To keep things on the safer side, self-driving cars tend to almost always run on limited speeds, and most autonomous vehicles currently in development are usually tested in public roads.
But what if it's tested on a race course against a real race car driver, all the while maneuvering on hairpin curves at more-than-maximum speeds allowed on public roads?
A team of researchers from Stanford University did just that to find out if self-driving cars can do just as well as humans in unknown and extreme conditions.
Neural Network For Self-Driving Cars
Nathan Spielberg, a mechanical engineering graduate student at Stanford and lead author of the study, and his team created a neural network that is patterned on the same networks found in human brains. This neural network, fed with 200,000 motion samples, can control self-driving cars at high-speeds and low-friction maneuvers.
To try out the real-world driving capability of autonomous cars, the team then brought two test vehicles from Stanford to Thunderhill Raceway in Sacramento Valley. One is a Volkswagen GTI called Niki, and the other is an Audi TTS called Shelley.
First to run the course was Shelley, which is controlled by a physics-based autonomous system that already contains information about the race track, including the entire course and conditions. When compared to the performance of a skilled amateur driver who took the same 10 consecutive trials as Shelley, both showed similar lap times.
Niki, on the other hand, is loaded with the team's neural network system.
"The car [Niki] performed similarly running both the learned and physics-based systems, even though the neural network lacked explicit information about road friction," said a press release about the study.
"In simulated tests, the neural network system outperformed the physics-based system in both high-friction and low-friction scenarios. It did particularly well in scenarios that mixed those two conditions."
A Promising Result But Still Needs More Data

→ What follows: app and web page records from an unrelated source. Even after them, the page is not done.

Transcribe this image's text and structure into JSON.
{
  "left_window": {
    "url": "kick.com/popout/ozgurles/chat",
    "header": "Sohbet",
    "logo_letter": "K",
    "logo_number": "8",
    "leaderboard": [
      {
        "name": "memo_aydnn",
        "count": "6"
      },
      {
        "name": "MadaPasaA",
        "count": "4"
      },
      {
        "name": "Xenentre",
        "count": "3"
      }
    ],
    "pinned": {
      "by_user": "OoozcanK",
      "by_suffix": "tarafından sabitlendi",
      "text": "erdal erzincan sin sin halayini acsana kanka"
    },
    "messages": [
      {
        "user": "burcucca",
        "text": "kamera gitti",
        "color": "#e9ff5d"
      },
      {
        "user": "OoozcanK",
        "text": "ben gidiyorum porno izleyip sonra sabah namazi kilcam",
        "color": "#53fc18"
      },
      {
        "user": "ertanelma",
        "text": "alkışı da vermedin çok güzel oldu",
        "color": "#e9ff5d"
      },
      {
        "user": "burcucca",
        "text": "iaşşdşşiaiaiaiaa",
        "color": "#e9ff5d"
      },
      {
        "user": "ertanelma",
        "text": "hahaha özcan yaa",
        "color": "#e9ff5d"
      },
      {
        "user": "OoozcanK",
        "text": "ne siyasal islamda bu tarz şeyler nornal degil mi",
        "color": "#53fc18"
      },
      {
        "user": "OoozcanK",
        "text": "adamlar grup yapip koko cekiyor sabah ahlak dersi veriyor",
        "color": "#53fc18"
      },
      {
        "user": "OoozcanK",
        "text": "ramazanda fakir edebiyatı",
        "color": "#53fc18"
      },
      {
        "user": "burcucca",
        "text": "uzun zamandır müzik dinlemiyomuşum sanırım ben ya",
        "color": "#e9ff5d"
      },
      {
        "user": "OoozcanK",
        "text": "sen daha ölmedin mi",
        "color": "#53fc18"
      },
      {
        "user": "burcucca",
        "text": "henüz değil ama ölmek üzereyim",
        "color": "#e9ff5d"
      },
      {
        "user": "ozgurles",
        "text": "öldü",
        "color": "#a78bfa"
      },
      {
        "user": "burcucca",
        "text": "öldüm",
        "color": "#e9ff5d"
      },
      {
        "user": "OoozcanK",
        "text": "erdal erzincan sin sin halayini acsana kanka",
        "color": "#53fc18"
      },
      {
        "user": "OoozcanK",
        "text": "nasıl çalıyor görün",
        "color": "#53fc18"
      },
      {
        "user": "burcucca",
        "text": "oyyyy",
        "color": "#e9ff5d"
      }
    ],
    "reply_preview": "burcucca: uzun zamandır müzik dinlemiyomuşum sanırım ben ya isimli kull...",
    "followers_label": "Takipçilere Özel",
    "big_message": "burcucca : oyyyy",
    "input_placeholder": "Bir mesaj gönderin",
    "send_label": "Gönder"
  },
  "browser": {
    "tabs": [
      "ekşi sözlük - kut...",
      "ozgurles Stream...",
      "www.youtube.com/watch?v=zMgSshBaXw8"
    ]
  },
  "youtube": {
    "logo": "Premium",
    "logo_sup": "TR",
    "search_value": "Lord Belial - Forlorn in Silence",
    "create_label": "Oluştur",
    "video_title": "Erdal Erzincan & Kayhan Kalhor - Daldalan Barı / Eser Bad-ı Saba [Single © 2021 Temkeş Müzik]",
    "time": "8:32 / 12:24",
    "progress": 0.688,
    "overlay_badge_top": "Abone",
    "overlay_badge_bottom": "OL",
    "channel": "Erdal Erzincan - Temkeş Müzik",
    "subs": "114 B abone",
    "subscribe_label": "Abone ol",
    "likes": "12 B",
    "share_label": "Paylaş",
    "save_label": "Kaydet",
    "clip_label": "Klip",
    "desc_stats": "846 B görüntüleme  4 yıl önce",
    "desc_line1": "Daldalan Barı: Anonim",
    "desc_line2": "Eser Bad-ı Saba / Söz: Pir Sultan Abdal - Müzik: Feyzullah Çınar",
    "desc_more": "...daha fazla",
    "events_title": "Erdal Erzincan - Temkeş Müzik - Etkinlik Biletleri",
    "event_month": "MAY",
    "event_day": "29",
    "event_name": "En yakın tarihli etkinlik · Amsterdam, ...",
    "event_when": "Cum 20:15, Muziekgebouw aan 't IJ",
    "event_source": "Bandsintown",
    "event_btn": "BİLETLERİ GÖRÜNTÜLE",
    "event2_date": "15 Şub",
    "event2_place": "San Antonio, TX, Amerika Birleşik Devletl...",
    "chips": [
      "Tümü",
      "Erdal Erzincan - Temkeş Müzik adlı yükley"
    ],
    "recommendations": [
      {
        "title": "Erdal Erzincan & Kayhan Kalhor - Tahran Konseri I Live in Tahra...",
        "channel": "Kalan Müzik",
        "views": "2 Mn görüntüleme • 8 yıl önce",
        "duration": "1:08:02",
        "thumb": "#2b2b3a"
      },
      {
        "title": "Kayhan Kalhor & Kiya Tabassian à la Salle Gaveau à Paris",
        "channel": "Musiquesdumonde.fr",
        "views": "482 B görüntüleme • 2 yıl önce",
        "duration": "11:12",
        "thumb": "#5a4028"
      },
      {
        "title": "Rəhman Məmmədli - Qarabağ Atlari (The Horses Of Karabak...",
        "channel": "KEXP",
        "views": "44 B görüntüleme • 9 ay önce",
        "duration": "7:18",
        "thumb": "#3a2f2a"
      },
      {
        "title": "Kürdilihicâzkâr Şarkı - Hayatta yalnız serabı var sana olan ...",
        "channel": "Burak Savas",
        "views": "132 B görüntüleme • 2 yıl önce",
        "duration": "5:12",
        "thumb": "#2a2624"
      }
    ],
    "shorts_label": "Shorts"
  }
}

The researchers said that the results of the tests were encouraging, but they stressed that the new neural network still needs further study, as it "does not perform well in conditions outside the ones it has experienced."
Details of the study are published in Science Robotics.